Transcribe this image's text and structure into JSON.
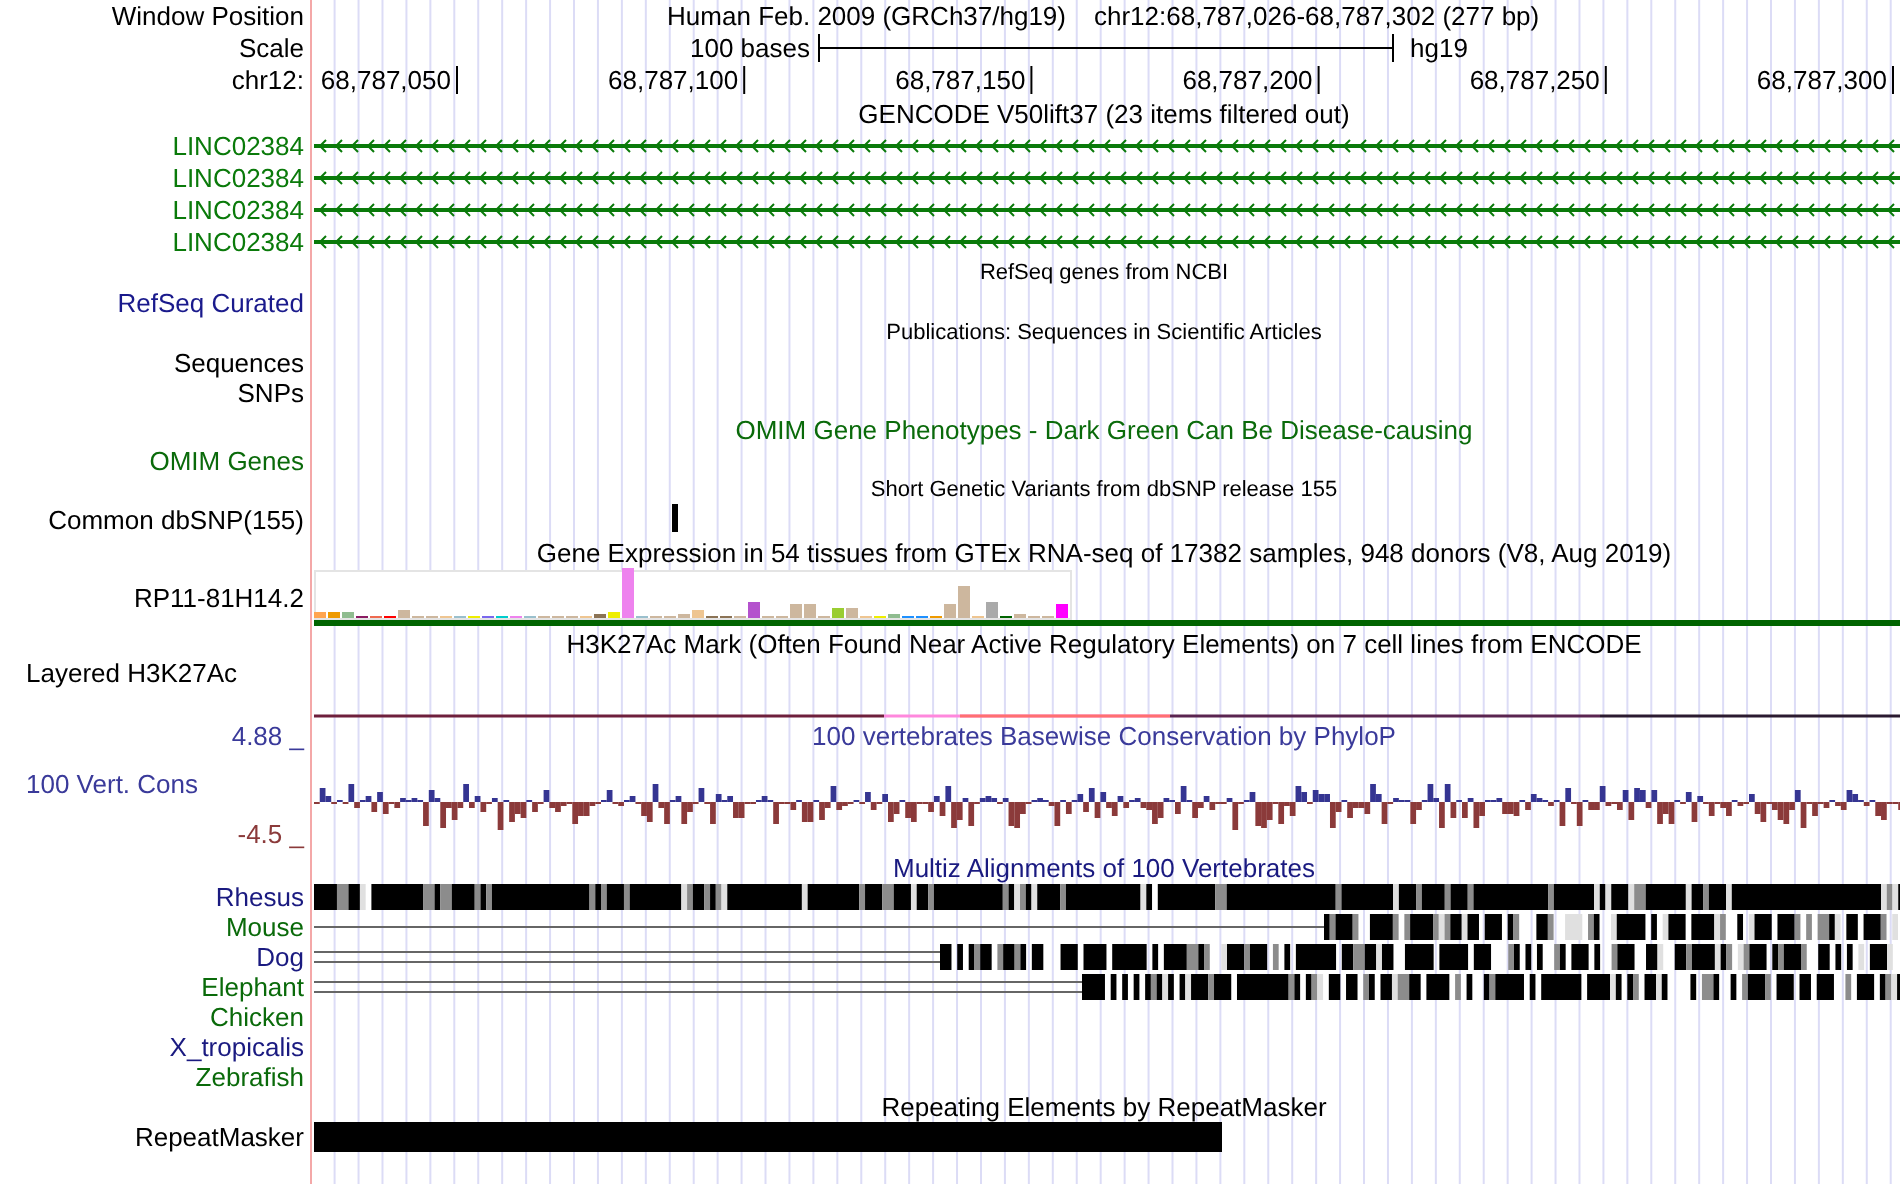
{
  "header": {
    "label": "Window Position",
    "title": "Human Feb. 2009 (GRCh37/hg19)",
    "position": "chr12:68,787,026-68,787,302 (277 bp)"
  },
  "scale": {
    "label": "Scale",
    "length": "100 bases",
    "assembly": "hg19"
  },
  "ruler": {
    "label": "chr12:",
    "ticks": [
      "68,787,050",
      "68,787,100",
      "68,787,150",
      "68,787,200",
      "68,787,250",
      "68,787,300"
    ]
  },
  "tracks": [
    {
      "kind": "gene",
      "title": {
        "text": "GENCODE V50lift37 (23 items filtered out)",
        "color": "#000000"
      },
      "items": [
        {
          "label": "LINC02384",
          "color": "#0a7a0a"
        },
        {
          "label": "LINC02384",
          "color": "#0a7a0a"
        },
        {
          "label": "LINC02384",
          "color": "#0a7a0a"
        },
        {
          "label": "LINC02384",
          "color": "#0a7a0a"
        }
      ]
    },
    {
      "kind": "note",
      "title": {
        "text": "RefSeq genes from NCBI",
        "color": "#000000"
      },
      "items": [
        {
          "label": "RefSeq Curated",
          "color": "#1a1a8c"
        }
      ]
    },
    {
      "kind": "note",
      "title": {
        "text": "Publications: Sequences in Scientific Articles",
        "color": "#000000"
      },
      "items": [
        {
          "label": "Sequences",
          "color": "#000000"
        },
        {
          "label": "SNPs",
          "color": "#000000"
        }
      ]
    },
    {
      "kind": "omim",
      "title": {
        "text": "OMIM Gene Phenotypes - Dark Green Can Be Disease-causing",
        "color": "#0a6a0a"
      },
      "items": [
        {
          "label": "OMIM Genes",
          "color": "#0a6a0a"
        }
      ]
    },
    {
      "kind": "snp",
      "title": {
        "text": "Short Genetic Variants from dbSNP release 155",
        "color": "#000000"
      },
      "items": [
        {
          "label": "Common dbSNP(155)",
          "color": "#000000"
        }
      ]
    },
    {
      "kind": "gtex",
      "title": {
        "text": "Gene Expression in 54 tissues from GTEx RNA-seq of 17382 samples, 948 donors (V8, Aug 2019)",
        "color": "#000000"
      },
      "items": [
        {
          "label": "RP11-81H14.2",
          "color": "#000000"
        }
      ]
    },
    {
      "kind": "h3k27ac",
      "title": {
        "text": "H3K27Ac Mark (Often Found Near Active Regulatory Elements) on 7 cell lines from ENCODE",
        "color": "#000000"
      },
      "items": [
        {
          "label": "Layered H3K27Ac",
          "color": "#000000"
        }
      ]
    },
    {
      "kind": "phylop",
      "title": {
        "text": "100 vertebrates Basewise Conservation by PhyloP",
        "color": "#3a3a9a"
      },
      "items": [
        {
          "label": "4.88 _",
          "color": "#3a3a9a"
        },
        {
          "label": "100 Vert. Cons",
          "color": "#3a3a9a"
        },
        {
          "label": "-4.5 _",
          "color": "#8b3a3a"
        }
      ]
    },
    {
      "kind": "multiz",
      "title": {
        "text": "Multiz Alignments of 100 Vertebrates",
        "color": "#1a1a80"
      },
      "items": [
        {
          "label": "Rhesus",
          "color": "#1a1a80"
        },
        {
          "label": "Mouse",
          "color": "#0a6a0a"
        },
        {
          "label": "Dog",
          "color": "#1a1a80"
        },
        {
          "label": "Elephant",
          "color": "#0a6a0a"
        },
        {
          "label": "Chicken",
          "color": "#0a6a0a"
        },
        {
          "label": "X_tropicalis",
          "color": "#1a1a80"
        },
        {
          "label": "Zebrafish",
          "color": "#0a6a0a"
        }
      ]
    },
    {
      "kind": "repeat",
      "title": {
        "text": "Repeating Elements by RepeatMasker",
        "color": "#000000"
      },
      "items": [
        {
          "label": "RepeatMasker",
          "color": "#000000"
        }
      ]
    }
  ]
}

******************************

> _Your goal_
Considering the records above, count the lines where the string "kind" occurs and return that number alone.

> _Result for this task_
10